Posted by Leo Olebe, Managing Director, Games Partnerships, Google Play
Today we are launching Google Play Coffee breaks, a new series where members of our partnerships team get together with apps and games companies to exchange tips and personal lessons gained from the industry, as well as insights gained from participating in some of our Play programs. All in enough time to fit into your coffee break!
To kick it all off, I enjoyed a virtual coffee with Nimrod Kimhi, Co-founder & CEO, at Jimjum Studios, a small games company from Israel. They participated in the 2021 edition of the Indie Games Festival, making it into the top 10 finalists, and later took part in the Indie Games Accelerator. We felt it was time for us to check back in on the growth they’ve been achieving.
Watch the full Coffee breaks episode and read my reflections below:
Launching their first game, Froglike: The Frog Roguelike, just one year ago in 2021, the team of five friends have already made an impact on the mobile game ecosystem early on in their business journey.
Nim described how their studio is composed of two brothers, two childhood friends, and a musician who they convinced to get onboard their team. Each has a mix of talents and expertise which compliment each other and fit together. And I think this is one of the most important parts of succeeding in this industry. A great team is able to challenge each other and put new ideas on the table, but also come together and agree on those big decisions that are going to move your business forward.
I really enjoyed catching up with Nim during our first Google Play Coffee breaks. What I found most rewarding was to hear directly from Nim about his experience of the Indie Games Accelerator and Festival. It was actually Jimjum’s chief game designer who initially convinced Nim to sign up for the contest. Despite his initial hesitations of how the competition might interrupt their progress with building the game, Nim says now that the learnings they got from the program saved their team three years worth of mistakes.
Lessons learned in the game industry
The first? Test early. Nim couldn’t have said it better - make the MVP of your product and get feedback from the gaming community as soon as possible. This is even more important with games because you do have that abstract and subjective layer of what it means to be ‘fun’. You must go through that constant loop of feedback from players and iterations of your game, even though it can be tempting to just push forward with your artistic vision.
I think this is a really important insight to highlight. From my own experiences here at Google Play and in the mobile gaming industry, one of the most exciting parts about growing a games business is handing your game to the players and discovering ideas that you hadn’t considered yourself. It’s about being flexible, rolling with the punches, and being open to the learning journey rather than rigidly sticking to your original blueprint. Learning from others is what is going to take your game from good to great.
The second? Don’t lose the core heart of your game. Nim described how every team should know and agree on their Northstar when designing the game, and stick to it. It is easy to get distracted by all the analytics and feedback - and also just through the noise that is the mobile industry and the commercial pressures of making a game. But I agree with Nim, it is so important to never lose the heart of what you are building, and your passion behind it, in order to create a truly unique experience for your users.
Success for small Indie studios

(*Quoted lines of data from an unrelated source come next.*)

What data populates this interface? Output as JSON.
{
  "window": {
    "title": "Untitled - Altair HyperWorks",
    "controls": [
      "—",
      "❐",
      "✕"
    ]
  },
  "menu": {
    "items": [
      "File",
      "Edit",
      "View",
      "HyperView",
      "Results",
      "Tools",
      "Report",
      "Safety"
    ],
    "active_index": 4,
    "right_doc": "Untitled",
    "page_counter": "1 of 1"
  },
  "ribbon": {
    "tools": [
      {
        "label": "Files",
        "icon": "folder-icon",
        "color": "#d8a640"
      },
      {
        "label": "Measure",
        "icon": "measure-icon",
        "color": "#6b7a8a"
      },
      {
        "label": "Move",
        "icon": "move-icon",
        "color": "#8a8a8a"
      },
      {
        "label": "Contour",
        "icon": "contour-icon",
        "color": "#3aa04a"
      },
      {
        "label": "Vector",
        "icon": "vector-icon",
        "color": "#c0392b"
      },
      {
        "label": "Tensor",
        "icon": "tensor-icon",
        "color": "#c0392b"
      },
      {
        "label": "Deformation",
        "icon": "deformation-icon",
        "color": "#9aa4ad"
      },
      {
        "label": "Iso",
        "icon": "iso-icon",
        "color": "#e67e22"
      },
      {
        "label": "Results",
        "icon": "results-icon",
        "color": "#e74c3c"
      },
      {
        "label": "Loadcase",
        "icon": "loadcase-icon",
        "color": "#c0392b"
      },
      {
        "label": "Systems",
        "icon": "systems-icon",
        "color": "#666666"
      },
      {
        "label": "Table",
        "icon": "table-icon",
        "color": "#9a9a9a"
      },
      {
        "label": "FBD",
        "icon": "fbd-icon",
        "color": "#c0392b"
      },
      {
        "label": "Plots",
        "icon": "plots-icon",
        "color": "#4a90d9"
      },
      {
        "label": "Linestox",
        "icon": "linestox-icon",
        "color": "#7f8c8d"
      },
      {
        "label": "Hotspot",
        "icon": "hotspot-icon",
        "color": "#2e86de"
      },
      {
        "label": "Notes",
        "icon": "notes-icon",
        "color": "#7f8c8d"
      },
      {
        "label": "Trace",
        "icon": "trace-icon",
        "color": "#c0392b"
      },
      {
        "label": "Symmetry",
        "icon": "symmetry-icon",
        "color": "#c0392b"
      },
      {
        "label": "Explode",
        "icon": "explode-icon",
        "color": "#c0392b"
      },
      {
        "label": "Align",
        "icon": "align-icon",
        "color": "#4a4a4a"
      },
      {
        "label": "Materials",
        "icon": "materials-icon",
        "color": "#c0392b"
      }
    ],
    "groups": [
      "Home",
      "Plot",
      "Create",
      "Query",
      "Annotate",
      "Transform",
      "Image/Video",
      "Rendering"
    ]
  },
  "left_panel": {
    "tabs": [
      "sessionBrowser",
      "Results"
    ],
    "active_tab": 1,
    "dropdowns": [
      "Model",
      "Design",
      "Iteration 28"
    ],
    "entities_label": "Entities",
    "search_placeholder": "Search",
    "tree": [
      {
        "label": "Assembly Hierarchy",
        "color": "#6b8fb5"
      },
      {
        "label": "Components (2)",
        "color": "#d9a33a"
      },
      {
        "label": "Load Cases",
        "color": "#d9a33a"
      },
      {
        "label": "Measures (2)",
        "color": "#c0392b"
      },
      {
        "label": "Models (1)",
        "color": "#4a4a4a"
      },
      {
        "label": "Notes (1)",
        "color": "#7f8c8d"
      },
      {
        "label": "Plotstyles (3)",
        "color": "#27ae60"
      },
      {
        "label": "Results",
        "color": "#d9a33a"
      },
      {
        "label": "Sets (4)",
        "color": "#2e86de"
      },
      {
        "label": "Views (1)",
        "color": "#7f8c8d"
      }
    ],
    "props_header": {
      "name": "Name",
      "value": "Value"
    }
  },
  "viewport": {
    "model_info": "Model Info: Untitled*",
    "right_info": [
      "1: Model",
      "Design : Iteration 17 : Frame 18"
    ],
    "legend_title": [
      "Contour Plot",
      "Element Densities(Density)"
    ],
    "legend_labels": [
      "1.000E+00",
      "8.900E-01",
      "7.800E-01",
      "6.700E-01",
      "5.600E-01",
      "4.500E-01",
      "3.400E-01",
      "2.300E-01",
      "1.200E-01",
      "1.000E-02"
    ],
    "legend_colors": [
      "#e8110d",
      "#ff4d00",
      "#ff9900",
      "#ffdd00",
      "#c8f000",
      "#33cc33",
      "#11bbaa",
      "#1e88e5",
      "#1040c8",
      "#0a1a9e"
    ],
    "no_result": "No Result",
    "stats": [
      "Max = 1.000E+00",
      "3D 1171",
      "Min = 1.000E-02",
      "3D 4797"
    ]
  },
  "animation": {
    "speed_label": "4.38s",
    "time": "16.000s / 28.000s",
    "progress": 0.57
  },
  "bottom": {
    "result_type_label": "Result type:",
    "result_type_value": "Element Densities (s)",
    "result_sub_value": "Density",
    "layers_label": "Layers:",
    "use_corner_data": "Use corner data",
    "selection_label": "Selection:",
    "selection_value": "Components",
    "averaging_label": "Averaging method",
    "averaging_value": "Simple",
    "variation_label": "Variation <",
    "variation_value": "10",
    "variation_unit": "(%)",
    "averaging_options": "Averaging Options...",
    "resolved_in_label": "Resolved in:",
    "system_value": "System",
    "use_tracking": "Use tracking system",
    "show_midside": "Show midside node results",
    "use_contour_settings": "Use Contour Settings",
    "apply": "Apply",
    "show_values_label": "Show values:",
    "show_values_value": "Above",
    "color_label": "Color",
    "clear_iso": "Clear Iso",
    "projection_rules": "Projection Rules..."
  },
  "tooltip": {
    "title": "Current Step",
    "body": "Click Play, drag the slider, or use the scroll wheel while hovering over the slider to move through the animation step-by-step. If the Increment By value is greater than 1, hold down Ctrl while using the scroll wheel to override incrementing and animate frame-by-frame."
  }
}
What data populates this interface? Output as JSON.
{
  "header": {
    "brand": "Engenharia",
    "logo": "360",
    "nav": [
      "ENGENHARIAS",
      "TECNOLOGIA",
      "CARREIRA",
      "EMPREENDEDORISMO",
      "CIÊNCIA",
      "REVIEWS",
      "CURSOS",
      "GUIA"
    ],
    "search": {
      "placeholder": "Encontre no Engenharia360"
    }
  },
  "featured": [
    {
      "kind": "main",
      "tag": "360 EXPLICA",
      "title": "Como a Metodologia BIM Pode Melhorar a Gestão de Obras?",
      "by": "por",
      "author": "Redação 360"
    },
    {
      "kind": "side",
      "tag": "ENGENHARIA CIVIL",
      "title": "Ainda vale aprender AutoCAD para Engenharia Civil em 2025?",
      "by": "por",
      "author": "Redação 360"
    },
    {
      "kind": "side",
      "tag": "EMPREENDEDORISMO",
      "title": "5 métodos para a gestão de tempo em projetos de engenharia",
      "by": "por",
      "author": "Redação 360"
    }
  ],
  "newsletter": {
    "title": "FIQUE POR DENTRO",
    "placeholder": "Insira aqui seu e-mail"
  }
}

After participating in our Indie Games Accelerator, I was interested to hear from Jimjum about the learnings they had gained, and how they were able to use them to build such a solid foundation on Google Play and beyond.
One of the main areas that Nim raised was the need for every game to have a solid marketing strategy. Nim’s key focus is to work on a distribution plan, using channels like online communities to drive awareness of their title. A big part of the strategy is to find key influencers in the field and get them involved with their game. It is also about having a launch phase that allows them to take it step-by-step, rather than one big launch. This meant waiting until they were confident their game was ready, prioritizing certain geographical locations before others, and - of course - testing every step of the way.
As well as a marketing strategy, I’d add that it’s also about being open to the learning journey. Absorb as much knowledge as you can. There are so many others out there who have been down this road before, so learn from their successes and (perhaps more importantly) their mistakes. As you grow, use your unique perspectives and ideas to then share what you know with others and help build that circle of reciprocity.
Finally, in a world of millions of gamers, you can find your audience. It may take longer than you imagine, it may be harder, but they are there.
It was a genuine pleasure to chat to Nim about his experiences. I can’t wait to see Jimjum’s continued growth and new gaming adventures. It is studios like Jimjum that inspire me and my team to keep supporting indies in all ways that we can - whether that’s through programs like the Indie Games Accelerator and the Indie Games Festival (you can sign up now to hear when submissions open for the 2022 editions) or through more resources and tools to help them grow even further.
We are looking forward to continuing to learn from more businesses, and see what you all do next. Stay tuned for the next episode of Coffee Breaks.
Do you have any questions for Jimjum? What are your own tips for other indie studios? Share them in the comments below.